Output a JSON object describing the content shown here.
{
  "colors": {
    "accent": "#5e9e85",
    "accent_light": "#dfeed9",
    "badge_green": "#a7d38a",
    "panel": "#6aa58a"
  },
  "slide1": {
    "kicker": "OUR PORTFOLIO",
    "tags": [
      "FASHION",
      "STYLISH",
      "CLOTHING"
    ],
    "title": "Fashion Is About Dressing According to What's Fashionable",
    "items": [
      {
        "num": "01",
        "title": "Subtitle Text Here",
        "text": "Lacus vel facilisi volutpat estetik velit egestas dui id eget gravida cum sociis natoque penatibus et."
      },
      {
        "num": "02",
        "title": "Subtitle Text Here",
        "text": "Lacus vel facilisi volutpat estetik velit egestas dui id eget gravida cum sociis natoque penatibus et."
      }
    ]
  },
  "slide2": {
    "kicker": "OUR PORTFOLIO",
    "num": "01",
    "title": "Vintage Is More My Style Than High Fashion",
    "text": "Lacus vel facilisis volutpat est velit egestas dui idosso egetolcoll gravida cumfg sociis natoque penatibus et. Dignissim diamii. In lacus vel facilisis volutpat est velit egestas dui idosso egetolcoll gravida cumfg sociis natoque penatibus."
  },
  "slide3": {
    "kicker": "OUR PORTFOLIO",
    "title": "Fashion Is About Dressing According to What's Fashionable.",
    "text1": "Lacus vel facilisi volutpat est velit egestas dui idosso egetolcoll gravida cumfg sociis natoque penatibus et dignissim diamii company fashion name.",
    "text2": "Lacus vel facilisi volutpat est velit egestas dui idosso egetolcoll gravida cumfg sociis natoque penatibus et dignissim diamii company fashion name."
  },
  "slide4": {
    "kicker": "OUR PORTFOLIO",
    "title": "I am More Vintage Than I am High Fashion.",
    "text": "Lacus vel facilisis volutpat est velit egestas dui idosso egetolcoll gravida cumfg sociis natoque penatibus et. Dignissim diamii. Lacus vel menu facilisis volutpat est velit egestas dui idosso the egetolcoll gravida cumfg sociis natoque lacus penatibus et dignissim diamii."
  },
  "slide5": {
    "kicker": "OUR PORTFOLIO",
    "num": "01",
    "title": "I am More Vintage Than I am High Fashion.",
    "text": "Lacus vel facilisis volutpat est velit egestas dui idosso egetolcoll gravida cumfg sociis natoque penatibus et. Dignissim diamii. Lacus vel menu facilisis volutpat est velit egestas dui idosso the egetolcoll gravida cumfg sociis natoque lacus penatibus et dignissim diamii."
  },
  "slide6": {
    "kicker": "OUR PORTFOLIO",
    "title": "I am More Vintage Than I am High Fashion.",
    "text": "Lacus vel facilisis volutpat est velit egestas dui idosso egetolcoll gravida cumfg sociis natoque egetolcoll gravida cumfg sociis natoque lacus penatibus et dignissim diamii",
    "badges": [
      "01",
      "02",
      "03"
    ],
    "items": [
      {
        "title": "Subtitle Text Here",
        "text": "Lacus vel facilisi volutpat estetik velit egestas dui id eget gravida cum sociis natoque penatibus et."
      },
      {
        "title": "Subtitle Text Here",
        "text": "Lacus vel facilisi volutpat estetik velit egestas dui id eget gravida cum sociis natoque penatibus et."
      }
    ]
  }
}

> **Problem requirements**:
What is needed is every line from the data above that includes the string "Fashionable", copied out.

> **Solved exercise**:
    "title": "Fashion Is About Dressing According to What's Fashionable",
    "title": "Fashion Is About Dressing According to What's Fashionable.",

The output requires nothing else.